-- RECORDS PROVIDED follows --

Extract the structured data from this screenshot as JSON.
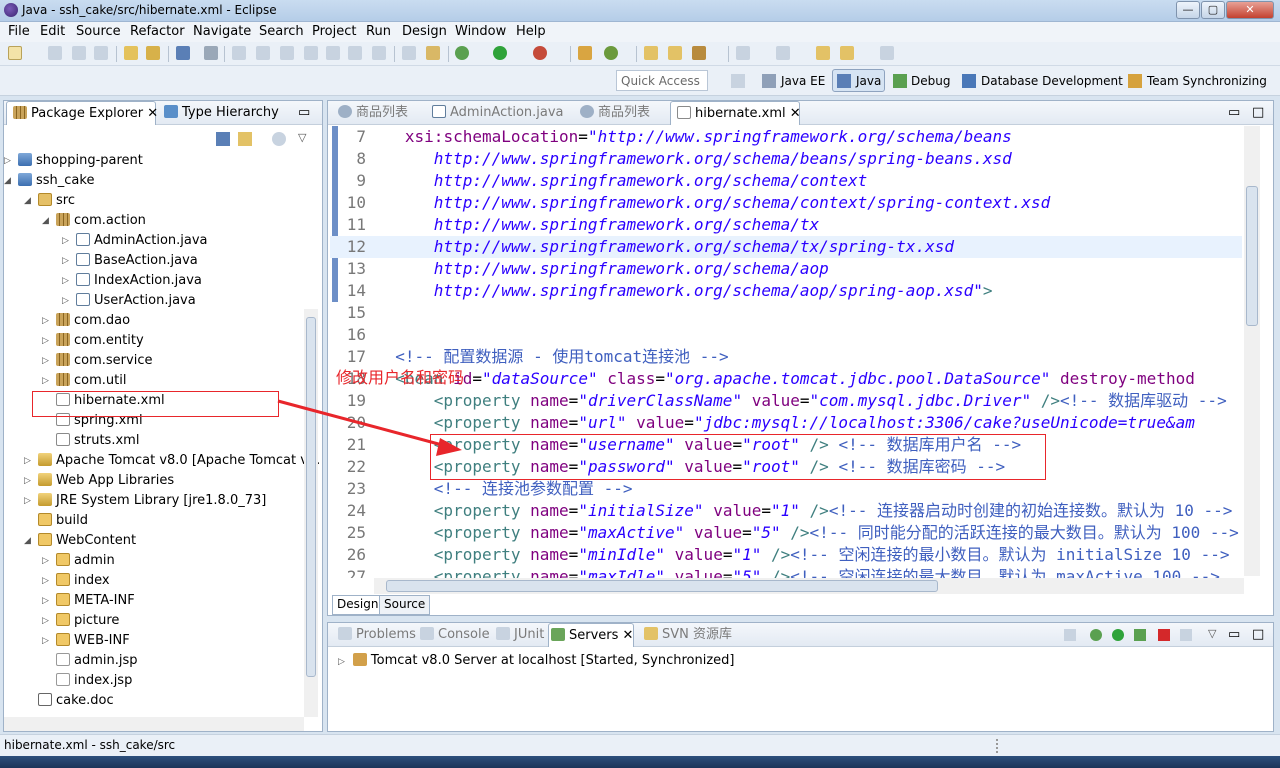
{
  "window": {
    "title": "Java - ssh_cake/src/hibernate.xml - Eclipse",
    "min_glyph": "—",
    "max_glyph": "▢",
    "close_glyph": "✕"
  },
  "menu": [
    "File",
    "Edit",
    "Source",
    "Refactor",
    "Navigate",
    "Search",
    "Project",
    "Run",
    "Design",
    "Window",
    "Help"
  ],
  "perspective_bar": {
    "quick_access_placeholder": "Quick Access",
    "perspectives": [
      "Java EE",
      "Java",
      "Debug",
      "Database Development",
      "Team Synchronizing"
    ]
  },
  "package_explorer": {
    "tabs": [
      "Package Explorer",
      "Type Hierarchy"
    ],
    "tree": [
      {
        "label": "shopping-parent",
        "icon": "project-icon",
        "arrow": "▷"
      },
      {
        "label": "ssh_cake",
        "icon": "project-icon",
        "arrow": "◢"
      },
      {
        "label": "src",
        "icon": "source-folder-icon",
        "arrow": "◢"
      },
      {
        "label": "com.action",
        "icon": "package-icon",
        "arrow": "◢"
      },
      {
        "label": "AdminAction.java",
        "icon": "java-file-icon",
        "arrow": "▷"
      },
      {
        "label": "BaseAction.java",
        "icon": "java-file-icon",
        "arrow": "▷"
      },
      {
        "label": "IndexAction.java",
        "icon": "java-file-icon",
        "arrow": "▷"
      },
      {
        "label": "UserAction.java",
        "icon": "java-file-icon",
        "arrow": "▷"
      },
      {
        "label": "com.dao",
        "icon": "package-icon",
        "arrow": "▷"
      },
      {
        "label": "com.entity",
        "icon": "package-icon",
        "arrow": "▷"
      },
      {
        "label": "com.service",
        "icon": "package-icon",
        "arrow": "▷"
      },
      {
        "label": "com.util",
        "icon": "package-icon",
        "arrow": "▷"
      },
      {
        "label": "hibernate.xml",
        "icon": "xml-file-icon",
        "arrow": ""
      },
      {
        "label": "spring.xml",
        "icon": "xml-file-icon",
        "arrow": ""
      },
      {
        "label": "struts.xml",
        "icon": "xml-file-icon",
        "arrow": ""
      },
      {
        "label": "Apache Tomcat v8.0 [Apache Tomcat v8.",
        "icon": "library-icon",
        "arrow": "▷"
      },
      {
        "label": "Web App Libraries",
        "icon": "library-icon",
        "arrow": "▷"
      },
      {
        "label": "JRE System Library [jre1.8.0_73]",
        "icon": "library-icon",
        "arrow": "▷"
      },
      {
        "label": "build",
        "icon": "folder-icon",
        "arrow": ""
      },
      {
        "label": "WebContent",
        "icon": "folder-icon",
        "arrow": "◢"
      },
      {
        "label": "admin",
        "icon": "folder-icon",
        "arrow": "▷"
      },
      {
        "label": "index",
        "icon": "folder-icon",
        "arrow": "▷"
      },
      {
        "label": "META-INF",
        "icon": "folder-icon",
        "arrow": "▷"
      },
      {
        "label": "picture",
        "icon": "folder-icon",
        "arrow": "▷"
      },
      {
        "label": "WEB-INF",
        "icon": "folder-icon",
        "arrow": "▷"
      },
      {
        "label": "admin.jsp",
        "icon": "jsp-file-icon",
        "arrow": ""
      },
      {
        "label": "index.jsp",
        "icon": "jsp-file-icon",
        "arrow": ""
      },
      {
        "label": "cake.doc",
        "icon": "doc-file-icon",
        "arrow": ""
      }
    ]
  },
  "editor": {
    "tabs": [
      "商品列表",
      "AdminAction.java",
      "商品列表",
      "hibernate.xml"
    ],
    "bottom_tabs": [
      "Design",
      "Source"
    ],
    "lines": [
      {
        "n": "7",
        "html": "   <span class='a'>xsi:schemaLocation</span>=<span class='v'>\"http://www.springframework.org/schema/beans</span>"
      },
      {
        "n": "8",
        "html": "      <span class='v'>http://www.springframework.org/schema/beans/spring-beans.xsd</span>"
      },
      {
        "n": "9",
        "html": "      <span class='v'>http://www.springframework.org/schema/context</span>"
      },
      {
        "n": "10",
        "html": "      <span class='v'>http://www.springframework.org/schema/context/spring-context.xsd</span>"
      },
      {
        "n": "11",
        "html": "      <span class='v'>http://www.springframework.org/schema/tx</span>"
      },
      {
        "n": "12",
        "html": "      <span class='v'>http://www.springframework.org/schema/tx/spring-tx.xsd</span>"
      },
      {
        "n": "13",
        "html": "      <span class='v'>http://www.springframework.org/schema/aop</span>"
      },
      {
        "n": "14",
        "html": "      <span class='v'>http://www.springframework.org/schema/aop/spring-aop.xsd\"</span><span class='t'>&gt;</span>"
      },
      {
        "n": "15",
        "html": ""
      },
      {
        "n": "16",
        "html": ""
      },
      {
        "n": "17",
        "html": "  <span class='c'>&lt;!-- 配置数据源 - 使用tomcat连接池 --&gt;</span>"
      },
      {
        "n": "18",
        "html": "  <span class='t'>&lt;bean</span> <span class='a'>id</span>=<span class='v'>\"dataSource\"</span> <span class='a'>class</span>=<span class='v'>\"org.apache.tomcat.jdbc.pool.DataSource\"</span> <span class='a'>destroy-method</span>"
      },
      {
        "n": "19",
        "html": "      <span class='t'>&lt;property</span> <span class='a'>name</span>=<span class='v'>\"driverClassName\"</span> <span class='a'>value</span>=<span class='v'>\"com.mysql.jdbc.Driver\"</span> <span class='t'>/&gt;</span><span class='c'>&lt;!-- 数据库驱动 --&gt;</span>"
      },
      {
        "n": "20",
        "html": "      <span class='t'>&lt;property</span> <span class='a'>name</span>=<span class='v'>\"url\"</span> <span class='a'>value</span>=<span class='v'>\"jdbc:mysql://localhost:3306/cake?useUnicode=true&amp;am</span>"
      },
      {
        "n": "21",
        "html": "      <span class='t'>&lt;property</span> <span class='a'>name</span>=<span class='v'>\"username\"</span> <span class='a'>value</span>=<span class='v'>\"root\"</span> <span class='t'>/&gt;</span> <span class='c'>&lt;!-- 数据库用户名 --&gt;</span>"
      },
      {
        "n": "22",
        "html": "      <span class='t'>&lt;property</span> <span class='a'>name</span>=<span class='v'>\"password\"</span> <span class='a'>value</span>=<span class='v'>\"root\"</span> <span class='t'>/&gt;</span> <span class='c'>&lt;!-- 数据库密码 --&gt;</span>"
      },
      {
        "n": "23",
        "html": "      <span class='c'>&lt;!-- 连接池参数配置 --&gt;</span>"
      },
      {
        "n": "24",
        "html": "      <span class='t'>&lt;property</span> <span class='a'>name</span>=<span class='v'>\"initialSize\"</span> <span class='a'>value</span>=<span class='v'>\"1\"</span> <span class='t'>/&gt;</span><span class='c'>&lt;!-- 连接器启动时创建的初始连接数。默认为 10 --&gt;</span>"
      },
      {
        "n": "25",
        "html": "      <span class='t'>&lt;property</span> <span class='a'>name</span>=<span class='v'>\"maxActive\"</span> <span class='a'>value</span>=<span class='v'>\"5\"</span> <span class='t'>/&gt;</span><span class='c'>&lt;!-- 同时能分配的活跃连接的最大数目。默认为 100 --&gt;</span>"
      },
      {
        "n": "26",
        "html": "      <span class='t'>&lt;property</span> <span class='a'>name</span>=<span class='v'>\"minIdle\"</span> <span class='a'>value</span>=<span class='v'>\"1\"</span> <span class='t'>/&gt;</span><span class='c'>&lt;!-- 空闲连接的最小数目。默认为 initialSize 10 --&gt;</span>"
      },
      {
        "n": "27",
        "html": "      <span class='t'>&lt;property</span> <span class='a'>name</span>=<span class='v'>\"maxIdle\"</span> <span class='a'>value</span>=<span class='v'>\"5\"</span> <span class='t'>/&gt;</span><span class='c'>&lt;!-- 空闲连接的最大数目。默认为 maxActive 100 --&gt;</span>"
      }
    ]
  },
  "servers_view": {
    "tabs": [
      "Problems",
      "Console",
      "JUnit",
      "Servers",
      "SVN 资源库"
    ],
    "server_entry": "Tomcat v8.0 Server at localhost  [Started, Synchronized]"
  },
  "annotation": {
    "text": "修改用户名和密码",
    "color": "#e8262b"
  },
  "status_bar": {
    "text": "hibernate.xml - ssh_cake/src"
  },
  "colors": {
    "xml_tag": "#3f7f7f",
    "xml_attr": "#7f007f",
    "xml_value": "#2a00ff",
    "xml_comment": "#3f5fbf",
    "annotation_red": "#e8262b"
  }
}
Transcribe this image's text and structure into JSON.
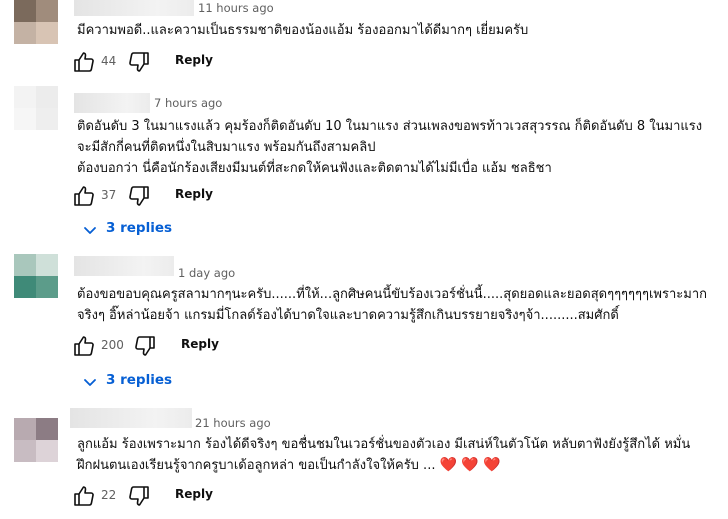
{
  "comments": [
    {
      "time": "11 hours ago",
      "lines": [
        "มีความพอดี..และความเป็นธรรมชาติของน้องแอ้ม  ร้องออกมาได้ดีมากๆ  เยี่ยมครับ"
      ],
      "likes": "44",
      "reply_label": "Reply",
      "avatar_colors": [
        "#7b6a5c",
        "#a08c7c",
        "#c4b2a4",
        "#d8c4b4"
      ]
    },
    {
      "time": "7 hours ago",
      "lines": [
        "ติดอันดับ 3 ในมาแรงแล้ว คุมร้องก็ติดอันดับ 10 ในมาแรง  ส่วนเพลงขอพรท้าวเวสสุวรรณ ก็ติดอันดับ 8 ในมาแรง",
        "จะมีสักกี่คนที่ติดหนึ่งในสิบมาแรง พร้อมกันถึงสามคลิป",
        "ต้องบอกว่า นี่คือนักร้องเสียงมีมนต์ที่สะกดให้คนฟังและติดตามได้ไม่มีเบื่อ แอ้ม ชลธิชา"
      ],
      "likes": "37",
      "reply_label": "Reply",
      "replies_label": "3 replies",
      "avatar_colors": [
        "#f3f3f3",
        "#ececec",
        "#f6f6f6",
        "#eeeeee"
      ]
    },
    {
      "time": "1 day ago",
      "lines": [
        "ต้องขอขอบคุณครูสลามากๆนะครับ......ที่ให้...ลูกศิษคนนี้ขับร้องเวอร์ชั่นนี้.....สุดยอดและยอดสุดๆๆๆๆๆๆเพราะมาก",
        "จริงๆ อิ๊หล่าน้อยจ้า แกรมมี่โกลด์ร้องได้บาดใจและบาดความรู้สึกเกินบรรยายจริงๆจ้า.........สมศักดิ์"
      ],
      "likes": "200",
      "reply_label": "Reply",
      "replies_label": "3 replies",
      "avatar_colors": [
        "#a9c7bc",
        "#cfe0d9",
        "#3f8a78",
        "#5c9c8a"
      ]
    },
    {
      "time": "21 hours ago",
      "lines": [
        "ลูกแอ้ม ร้องเพราะมาก ร้องได้ดีจริงๆ ขอชื่นชมในเวอร์ชั่นของตัวเอง มีเสน่ห์ในตัวโน้ต หลับตาฟังยังรู้สึกได้  หมั่น",
        "ฝึกฝนตนเองเรียนรู้จากครูบาเด้อลูกหล่า ขอเป็นกำลังใจให้ครับ ..."
      ],
      "hearts": "❤️ ❤️ ❤️",
      "likes": "22",
      "reply_label": "Reply",
      "avatar_colors": [
        "#b8aab0",
        "#8c7c84",
        "#c8bcc2",
        "#ddd3d8"
      ]
    }
  ]
}
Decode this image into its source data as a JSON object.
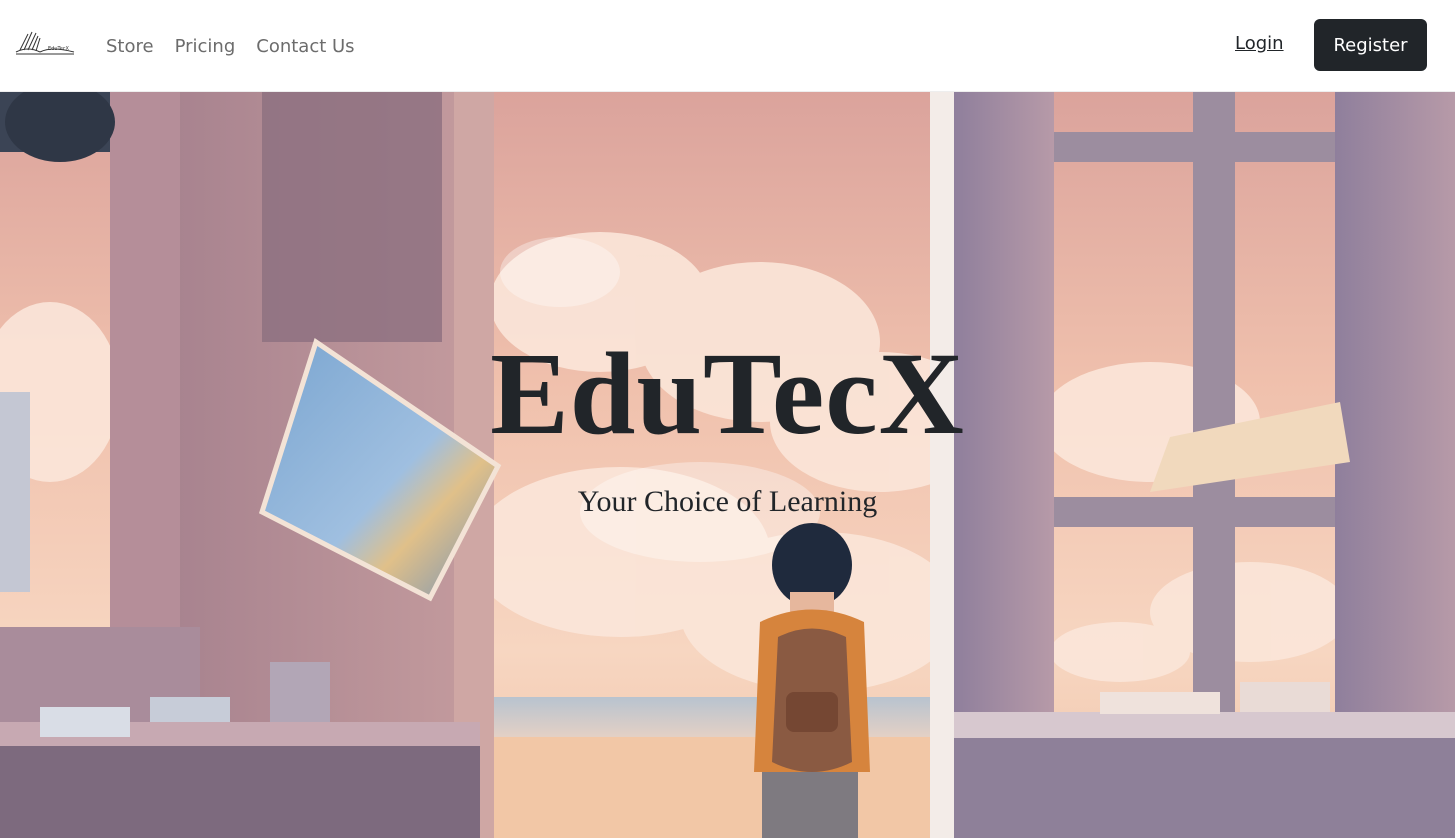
{
  "brand": {
    "logo_icon": "book-logo-icon"
  },
  "nav": {
    "links": [
      {
        "label": "Store"
      },
      {
        "label": "Pricing"
      },
      {
        "label": "Contact Us"
      }
    ],
    "login_label": "Login",
    "register_label": "Register"
  },
  "hero": {
    "title": "EduTecX",
    "subtitle": "Your Choice of Learning",
    "background_image": "anime-style illustration: student with backpack looking out to sea between window frames"
  },
  "colors": {
    "dark": "#212529",
    "nav_link": "#6c6c6c",
    "sky_pink": "#f2c4ad"
  }
}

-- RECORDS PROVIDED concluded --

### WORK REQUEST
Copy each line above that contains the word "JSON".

### TASK SOLUTION
Extract the structured data from this screenshot as JSON.
Transcribe this image's text and structure into JSON.
Decode this image into its source data as a JSON object.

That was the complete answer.